## Work order
Go over the records and count each line that has the string "name". Give the number and nothing else.

Items from a dataset:
-- Opening Marker --
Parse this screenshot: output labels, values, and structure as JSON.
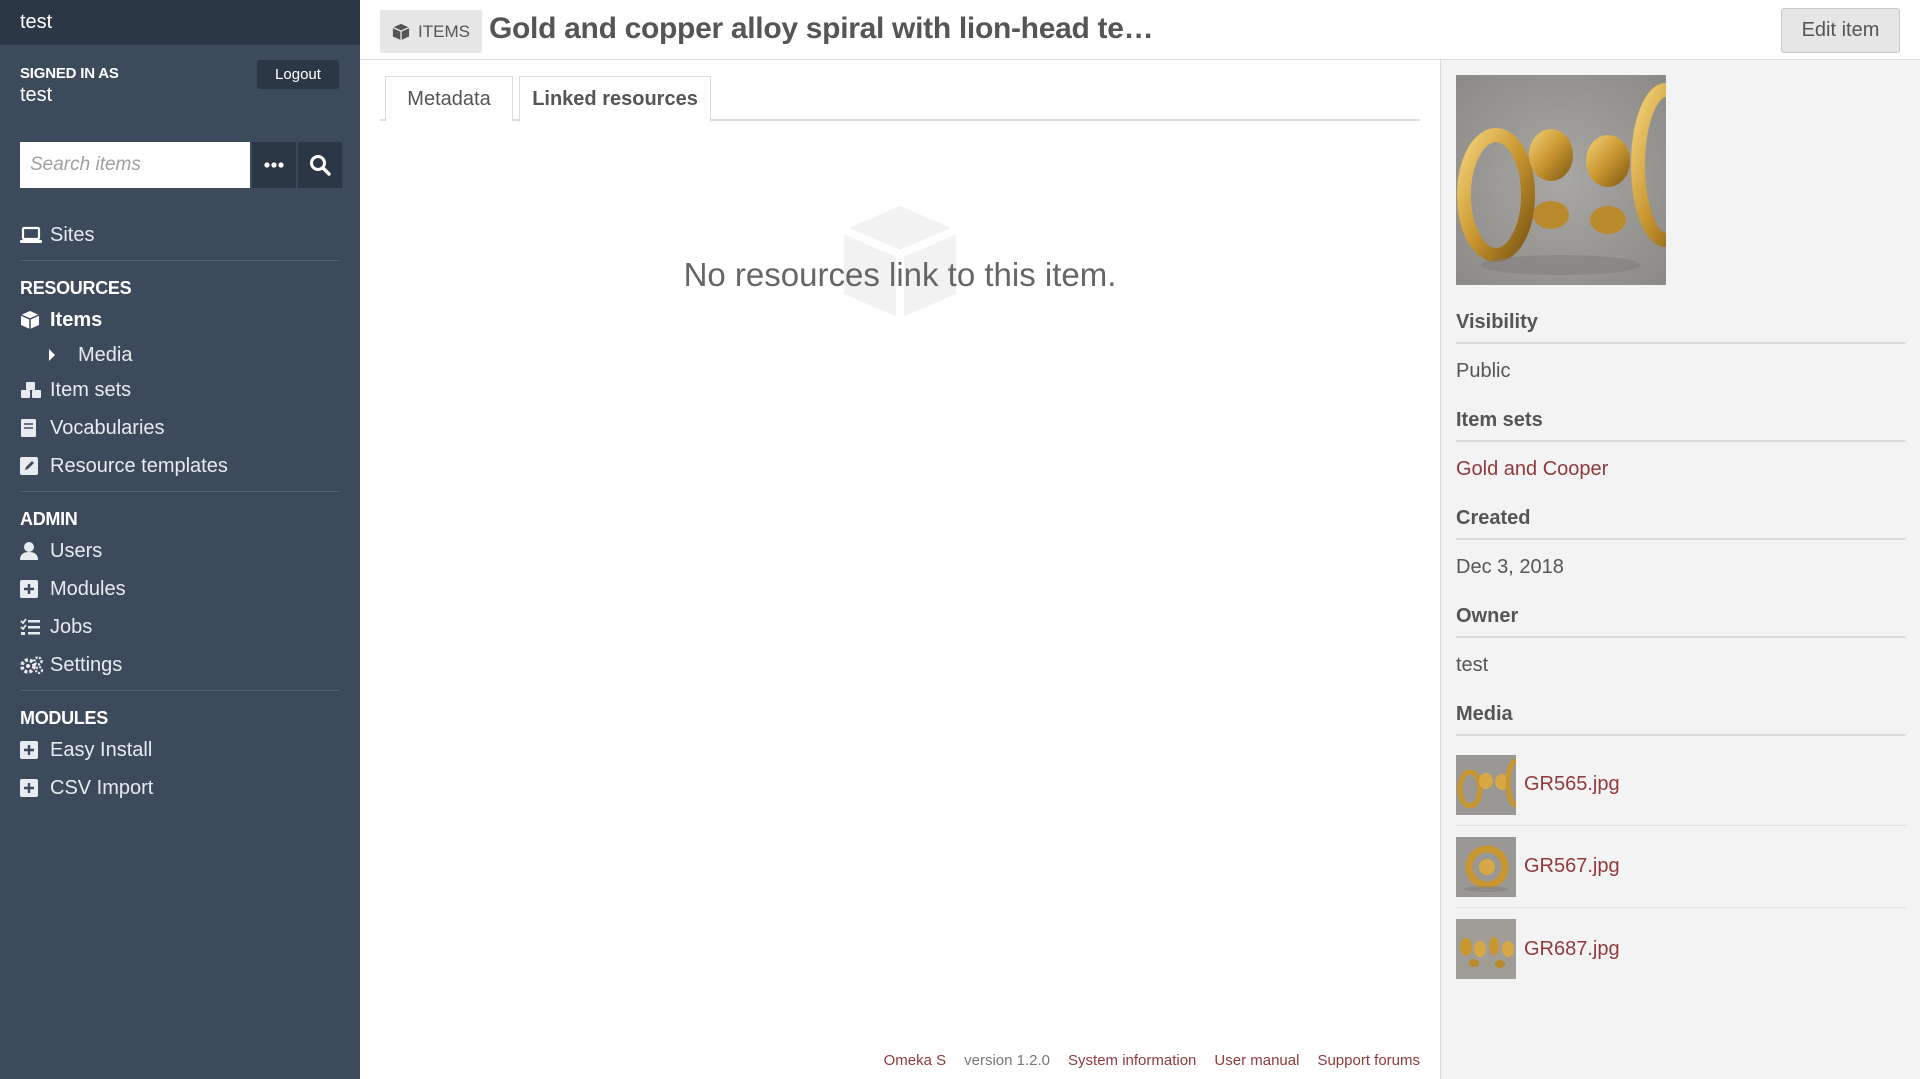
{
  "site": {
    "name": "test"
  },
  "user": {
    "signed_in_label": "SIGNED IN AS",
    "name": "test",
    "logout_label": "Logout"
  },
  "search": {
    "placeholder": "Search items"
  },
  "nav": {
    "sites_label": "Sites",
    "resources_heading": "RESOURCES",
    "items_label": "Items",
    "media_label": "Media",
    "item_sets_label": "Item sets",
    "vocabularies_label": "Vocabularies",
    "resource_templates_label": "Resource templates",
    "admin_heading": "ADMIN",
    "users_label": "Users",
    "modules_label": "Modules",
    "jobs_label": "Jobs",
    "settings_label": "Settings",
    "modules_heading": "MODULES",
    "easy_install_label": "Easy Install",
    "csv_import_label": "CSV Import"
  },
  "header": {
    "crumb_label": "ITEMS",
    "title": "Gold and copper alloy spiral with lion-head te…",
    "edit_label": "Edit item"
  },
  "tabs": [
    {
      "label": "Metadata",
      "active": false
    },
    {
      "label": "Linked resources",
      "active": true
    }
  ],
  "empty_message": "No resources link to this item.",
  "aside": {
    "visibility_heading": "Visibility",
    "visibility_value": "Public",
    "item_sets_heading": "Item sets",
    "item_sets_value": "Gold and Cooper",
    "created_heading": "Created",
    "created_value": "Dec 3, 2018",
    "owner_heading": "Owner",
    "owner_value": "test",
    "media_heading": "Media",
    "media": [
      {
        "name": "GR565.jpg"
      },
      {
        "name": "GR567.jpg"
      },
      {
        "name": "GR687.jpg"
      }
    ]
  },
  "footer": {
    "product": "Omeka S",
    "version": "version 1.2.0",
    "system_info": "System information",
    "user_manual": "User manual",
    "support_forums": "Support forums"
  },
  "colors": {
    "sidebar_bg": "#3d4a5c",
    "sidebar_dark": "#2c3745",
    "link": "#913a3a",
    "aside_bg": "#f3f3f3"
  }
}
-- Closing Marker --
## Solved problem
5